I understand that using higher-order abstract syntax essentially means using host (meta) language abstraction facilities to represent binders in embedded (object) language. But, Why exactly is it higher-order? Why is traditional abstract syntax called first-order abstract syntax?
I read the paper (Frank Pfenning, and Conal Elliott, Higher-Order Abstract Syntax, PLDI'88) that introduced HOAS as we use today. I could not quite understand the following paragraph ($\S$ 3.2) that describes encoding in HOAS:
In this first generalization, simply typed lambda terms represent programs. .. . The lexical terminals and the operators that do not introduce variable bindings are, respectively, first-order and second-order constants of the $\lambda$-calculus. Another crucial change occurs for the variables.
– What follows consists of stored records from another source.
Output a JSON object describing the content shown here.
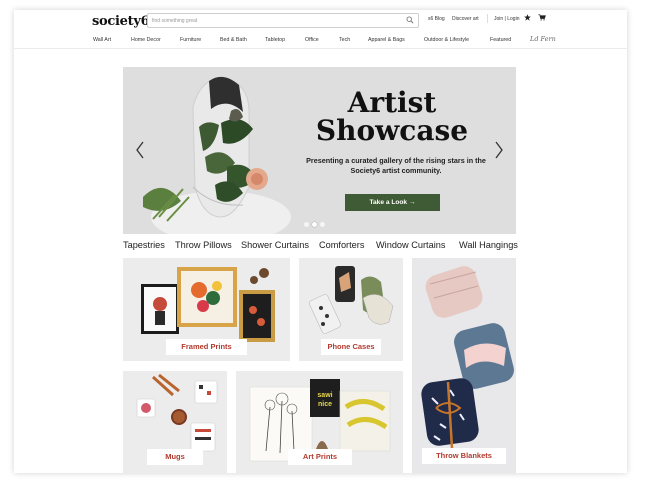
{
  "header": {
    "logo": "society6",
    "search_placeholder": "find something great",
    "blog": "s6 Blog",
    "discover": "Discover art",
    "join": "Join | Login"
  },
  "nav": {
    "items": [
      "Wall Art",
      "Home Decor",
      "Furniture",
      "Bed & Bath",
      "Tabletop",
      "Office",
      "Tech",
      "Apparel & Bags",
      "Outdoor & Lifestyle",
      "Featured"
    ],
    "signature": "Ld Fern"
  },
  "hero": {
    "title": "Artist\nShowcase",
    "subtitle": "Presenting a curated gallery of the rising stars in the Society6 artist community.",
    "cta": "Take a Look →",
    "colors": {
      "cta_bg": "#3f5b35",
      "background": "#dedede"
    }
  },
  "categories": [
    "Tapestries",
    "Throw Pillows",
    "Shower Curtains",
    "Comforters",
    "Window Curtains",
    "Wall Hangings"
  ],
  "tiles": {
    "framed_prints": "Framed Prints",
    "phone_cases": "Phone Cases",
    "throw_blankets": "Throw Blankets",
    "mugs": "Mugs",
    "art_prints": "Art Prints",
    "label_color": "#b33a2e"
  }
}
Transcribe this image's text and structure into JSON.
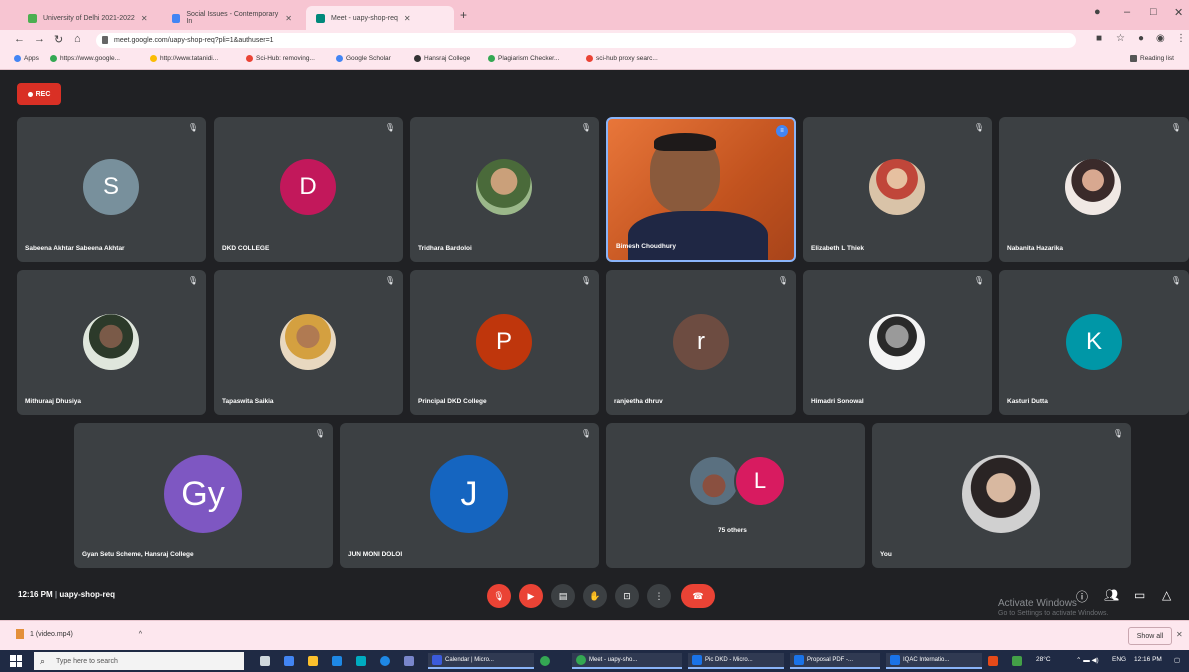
{
  "browser": {
    "tabs": [
      {
        "label": "University of Delhi 2021-2022",
        "color": "#4caf50"
      },
      {
        "label": "Social Issues - Contemporary In",
        "color": "#4285f4"
      },
      {
        "label": "Meet - uapy-shop-req",
        "color": "#00897b"
      }
    ],
    "url": "meet.google.com/uapy-shop-req?pli=1&authuser=1",
    "bookmarks": [
      {
        "label": "Apps",
        "color": "#4285f4"
      },
      {
        "label": "https://www.google...",
        "color": "#34a853"
      },
      {
        "label": "http://www.tatanidi...",
        "color": "#fbbc04"
      },
      {
        "label": "Sci-Hub: removing...",
        "color": "#ea4335"
      },
      {
        "label": "Google Scholar",
        "color": "#4285f4"
      },
      {
        "label": "Hansraj College",
        "color": "#333333"
      },
      {
        "label": "Plagiarism Checker...",
        "color": "#34a853"
      },
      {
        "label": "sci-hub proxy searc...",
        "color": "#ea4335"
      }
    ],
    "reading_list": "Reading list"
  },
  "meet": {
    "rec_label": "REC",
    "time": "12:16 PM",
    "meeting_code": "uapy-shop-req",
    "participants": [
      {
        "name": "Sabeena Akhtar Sabeena Akhtar",
        "initial": "S",
        "color": "#78909c"
      },
      {
        "name": "DKD COLLEGE",
        "initial": "D",
        "color": "#c2185b"
      },
      {
        "name": "Tridhara Bardoloi",
        "initial": "",
        "color": "#7a9a6a"
      },
      {
        "name": "Bimesh Choudhury",
        "initial": "",
        "color": "#e07a3a"
      },
      {
        "name": "Elizabeth L Thiek",
        "initial": "",
        "color": "#b08060"
      },
      {
        "name": "Nabanita Hazarika",
        "initial": "",
        "color": "#caa79b"
      },
      {
        "name": "Mithuraaj Dhusiya",
        "initial": "",
        "color": "#556b5a"
      },
      {
        "name": "Tapaswita Saikia",
        "initial": "",
        "color": "#a0704a"
      },
      {
        "name": "Principal DKD College",
        "initial": "P",
        "color": "#bf360c"
      },
      {
        "name": "ranjeetha dhruv",
        "initial": "r",
        "color": "#6d4c41"
      },
      {
        "name": "Himadri Sonowal",
        "initial": "",
        "color": "#cfcfcf"
      },
      {
        "name": "Kasturi Dutta",
        "initial": "K",
        "color": "#0097a7"
      },
      {
        "name": "Gyan Setu Scheme, Hansraj College",
        "initial": "Gy",
        "color": "#7e57c2"
      },
      {
        "name": "JUN MONI DOLOI",
        "initial": "J",
        "color": "#1565c0"
      },
      {
        "name": "75 others",
        "initial": "L",
        "color": "#d81b60"
      },
      {
        "name": "You",
        "initial": "",
        "color": "#9e9e9e"
      }
    ],
    "watermark_title": "Activate Windows",
    "watermark_sub": "Go to Settings to activate Windows."
  },
  "downloads": {
    "file": "1 (video.mp4)",
    "show_all": "Show all"
  },
  "taskbar": {
    "search_placeholder": "Type here to search",
    "apps": [
      {
        "label": "Calendar | Micro...",
        "color": "#3b5bdb"
      },
      {
        "label": "Meet - uapy-sho...",
        "color": "#34a853"
      },
      {
        "label": "Pic DKD - Micro...",
        "color": "#1a73e8"
      },
      {
        "label": "Proposal PDF -...",
        "color": "#1a73e8"
      },
      {
        "label": "IQAC Internatio...",
        "color": "#1a73e8"
      }
    ],
    "weather": "28°C",
    "clock": "12:16 PM",
    "lang": "ENG"
  }
}
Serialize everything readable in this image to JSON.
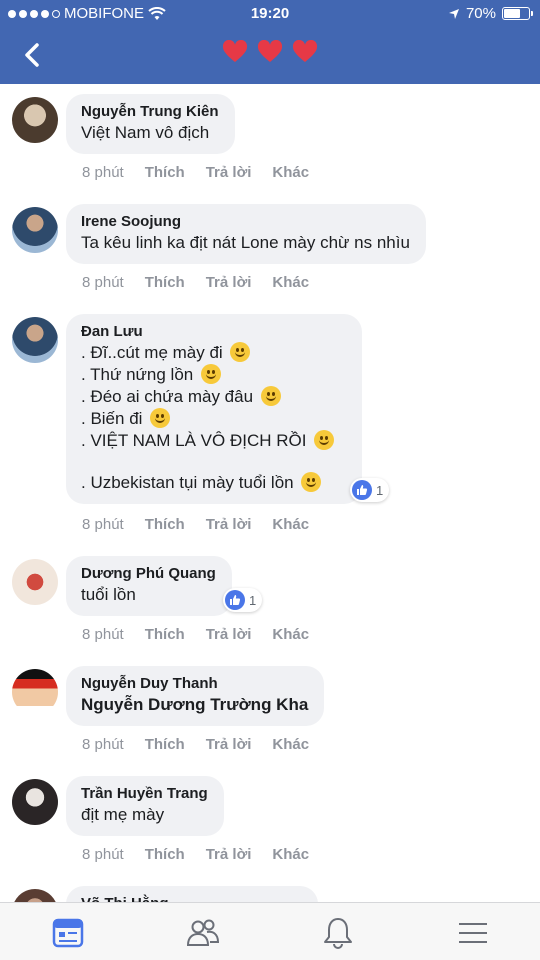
{
  "status": {
    "carrier": "MOBIFONE",
    "time": "19:20",
    "battery": "70%",
    "battery_level": 0.7
  },
  "header": {
    "title_icons": "heart-icons",
    "hearts": "❤️❤️❤️"
  },
  "comments": [
    {
      "author": "Nguyễn Trung Kiên",
      "lines": [
        "Việt Nam vô địch"
      ],
      "time": "8 phút",
      "like": "Thích",
      "reply": "Trả lời",
      "more": "Khác"
    },
    {
      "author": "Irene Soojung",
      "lines": [
        "Ta kêu linh ka địt nát Lone mày chừ ns nhìu"
      ],
      "time": "8 phút",
      "like": "Thích",
      "reply": "Trả lời",
      "more": "Khác"
    },
    {
      "author": "Đan Lưu",
      "lines": [
        ". Đĩ..cút mẹ mày đi",
        ". Thứ nứng lồn",
        ". Đéo ai chứa mày đâu",
        ". Biến đi",
        ". VIỆT NAM LÀ VÔ ĐỊCH RỒI",
        ". Uzbekistan tụi mày tuổi lồn"
      ],
      "reactions": "1",
      "time": "8 phút",
      "like": "Thích",
      "reply": "Trả lời",
      "more": "Khác"
    },
    {
      "author": "Dương Phú Quang",
      "lines": [
        "tuổi lồn"
      ],
      "reactions": "1",
      "time": "8 phút",
      "like": "Thích",
      "reply": "Trả lời",
      "more": "Khác"
    },
    {
      "author": "Nguyễn Duy Thanh",
      "lines": [
        "Nguyễn Dương Trường Kha"
      ],
      "time": "8 phút",
      "like": "Thích",
      "reply": "Trả lời",
      "more": "Khác"
    },
    {
      "author": "Trần Huyền Trang",
      "lines": [
        "địt mẹ mày"
      ],
      "time": "8 phút",
      "like": "Thích",
      "reply": "Trả lời",
      "more": "Khác"
    },
    {
      "author": "Võ Thị Hằng"
    }
  ],
  "colors": {
    "brand": "#4267b2",
    "bubble": "#f0f1f4",
    "muted": "#90949c",
    "like": "#4a76e8"
  }
}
Operators in the object language that are binding constructs are now explicitly encoded as third-order constants. As the following examples will show, this requires that bound object language variables actually become variables in the typed lambda calculus.
Particularly, I am not convinced why encodings for binding-introducing constructs like let (shown in Figure 1 of the paper) are considered third-order.